Grosmont Station

A shot of the Whitby-Middlesbrough platform at Grosmont Station, change here for Pickering and all intermediate stations.  Alan Woods tell us: “The locomotive number is 69877.” The junction point of two railways, the Whitby-Pickering and the Whitby-Middlesbrough lines.  Both lines still traversable by train,  the Middlesbrough-Whitby Line having escaped the Beeching axe by virtue of remoteness (it wasn’t economically viable to replace the routes with a bus service) and the Grosmont-Pickering Line by the good fortune of becoming the first Heritage railway; The North Yorkshire Moors Railway. A line I’ve been travelling regularly since they had ”Salmon”.  Long may it flourish!

Thanks to Alan Woods for the update.

Guisborough Station

A good shot of BR Standard 2-6-4T 80118 standing at Guisborough Station with a local train. Alan Featonby tells us: ”80118 was allocated to Whitby (50G) shed at this time and is on Middlesbrough to Whitby service via Loftus, depending on the time of day it could have run to Scarborough.  The train, having run directly into Guisborough station from Middlesbrough, would reverse back to Hutton junction prior to changing direction once again to head towards  Brotton.  These 4MT tank loco’s were turned at Middlesbrough in order to run chimney first up Nunthorpe bank thus ensuring water was always around the firebox.  There was no Saltburn service between 1955 and 1958 when this photograph was taken. I suspect this train is the first return working on the last day of through running to Whitby in 1958 and it did terminate at Whitby.  80116 and an L1 doing the final honours on the Scarborough trains.  DMU’s then took over the service on the following Monday but from Loftus to Middlesbroug; the Esk Valley route then being the only route to Whitby from Middlesbrough.”

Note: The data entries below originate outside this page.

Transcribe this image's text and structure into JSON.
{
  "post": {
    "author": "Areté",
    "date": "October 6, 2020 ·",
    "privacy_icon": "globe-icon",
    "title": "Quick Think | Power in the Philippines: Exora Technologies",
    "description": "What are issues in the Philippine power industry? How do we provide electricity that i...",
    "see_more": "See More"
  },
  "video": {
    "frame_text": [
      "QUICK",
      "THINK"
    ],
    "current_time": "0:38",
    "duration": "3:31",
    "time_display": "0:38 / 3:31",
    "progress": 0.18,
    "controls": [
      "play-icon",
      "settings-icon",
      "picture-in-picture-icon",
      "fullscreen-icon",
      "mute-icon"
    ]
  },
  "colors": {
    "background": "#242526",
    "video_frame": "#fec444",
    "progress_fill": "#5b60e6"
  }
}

Many thanks to Alan Featonby for this explanation of this lines working systems at the time this image was taken.

More Loftus Drill Testing

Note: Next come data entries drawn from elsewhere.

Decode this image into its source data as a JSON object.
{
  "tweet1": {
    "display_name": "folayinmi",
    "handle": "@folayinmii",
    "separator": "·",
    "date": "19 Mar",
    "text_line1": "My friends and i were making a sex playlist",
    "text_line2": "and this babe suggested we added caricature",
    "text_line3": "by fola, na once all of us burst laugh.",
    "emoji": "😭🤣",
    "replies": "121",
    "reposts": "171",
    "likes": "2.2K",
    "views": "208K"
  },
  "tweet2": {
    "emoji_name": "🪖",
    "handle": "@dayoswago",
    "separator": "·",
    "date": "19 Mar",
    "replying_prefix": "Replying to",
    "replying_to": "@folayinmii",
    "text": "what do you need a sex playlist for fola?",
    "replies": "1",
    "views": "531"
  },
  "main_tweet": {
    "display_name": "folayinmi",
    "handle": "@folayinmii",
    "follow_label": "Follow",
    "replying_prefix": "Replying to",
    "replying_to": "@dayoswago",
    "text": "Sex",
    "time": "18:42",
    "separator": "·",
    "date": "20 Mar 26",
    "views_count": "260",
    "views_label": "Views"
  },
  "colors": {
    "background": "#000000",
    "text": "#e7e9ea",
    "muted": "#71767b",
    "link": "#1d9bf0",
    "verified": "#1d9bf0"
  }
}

Here we have another type of drill being tested and another photographic record of the event.  The backlash of this automation was that fewer men were required to produce the same (or better) yield and a lot of miners were downgraded (with loss of pay and status) to loaders/drivers or simply made unemployed. Once again does anyone know the type of drill and the name of the miner?

Skinningrove Station

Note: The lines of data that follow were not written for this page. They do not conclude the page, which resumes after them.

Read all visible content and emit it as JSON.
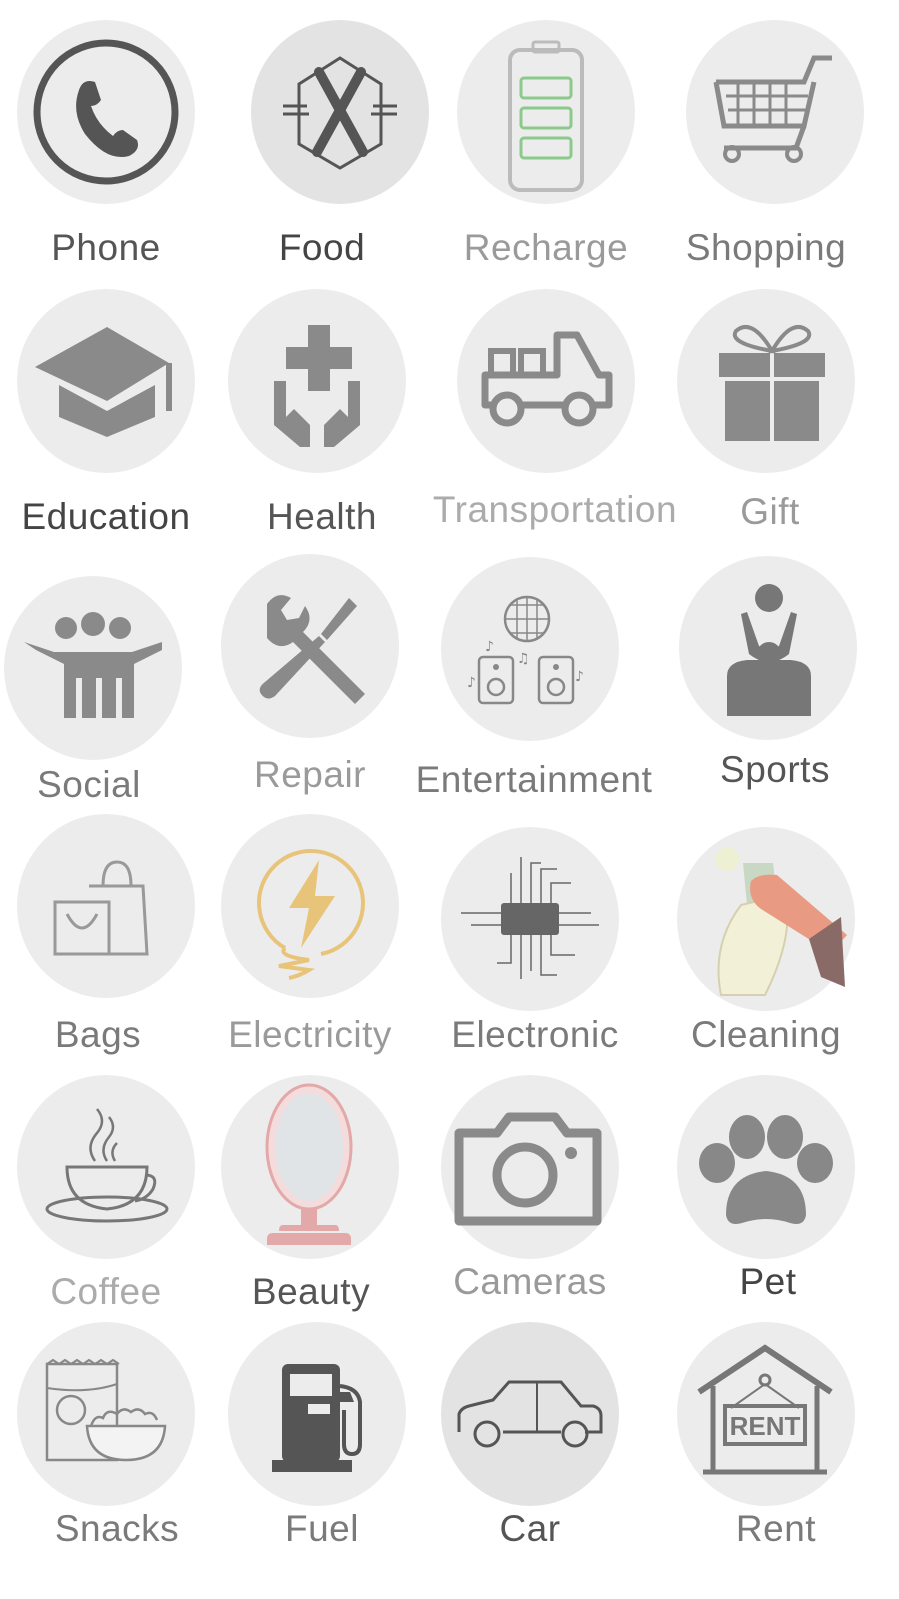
{
  "categories": [
    {
      "label": "Phone",
      "icon": "phone-icon"
    },
    {
      "label": "Food",
      "icon": "fork-cross-icon"
    },
    {
      "label": "Recharge",
      "icon": "battery-icon"
    },
    {
      "label": "Shopping",
      "icon": "shopping-cart-icon"
    },
    {
      "label": "Education",
      "icon": "graduation-cap-icon"
    },
    {
      "label": "Health",
      "icon": "hands-cross-icon"
    },
    {
      "label": "Transportation",
      "icon": "truck-icon"
    },
    {
      "label": "Gift",
      "icon": "gift-icon"
    },
    {
      "label": "Social",
      "icon": "people-group-icon"
    },
    {
      "label": "Repair",
      "icon": "wrench-screwdriver-icon"
    },
    {
      "label": "Entertainment",
      "icon": "disco-speakers-icon"
    },
    {
      "label": "Sports",
      "icon": "volleyball-player-icon"
    },
    {
      "label": "Bags",
      "icon": "shopping-bags-icon"
    },
    {
      "label": "Electricity",
      "icon": "lightning-plug-icon"
    },
    {
      "label": "Electronic",
      "icon": "microchip-icon"
    },
    {
      "label": "Cleaning",
      "icon": "spray-bottle-icon"
    },
    {
      "label": "Coffee",
      "icon": "coffee-cup-icon"
    },
    {
      "label": "Beauty",
      "icon": "vanity-mirror-icon"
    },
    {
      "label": "Cameras",
      "icon": "camera-icon"
    },
    {
      "label": "Pet",
      "icon": "paw-icon"
    },
    {
      "label": "Snacks",
      "icon": "snacks-bowl-icon"
    },
    {
      "label": "Fuel",
      "icon": "fuel-pump-icon"
    },
    {
      "label": "Car",
      "icon": "car-icon"
    },
    {
      "label": "Rent",
      "icon": "rent-sign-icon"
    }
  ],
  "rent_sign_text": "RENT",
  "colors": {
    "circle": "#ececec",
    "icon_gray": "#8a8a8a",
    "icon_dark": "#555555",
    "battery_green": "#8cc98c",
    "lightning_yellow": "#e8c47a",
    "mirror_pink": "#e3a8a8"
  }
}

Anomalously called Skinningrove, but originally called Carlin How, nothing remains of this station now except a locked gate and some footings. The photographer is standing on the Loftus side looking towards Skinningrove Iron and Steel Works; perhaps that is the real reason for the re-naming of the station!

Brotton Station

Brotton Station – old faithful 80118, a BR Standard 2-6-4T – waits with a Loftus-bound local train.  Lovely atmospheric shot this one, plenty of life in it. The view is looking south so the train is heading towards Huntcliff and Loftus, not Saltburn. 

Information courtesy of Simon Chapman.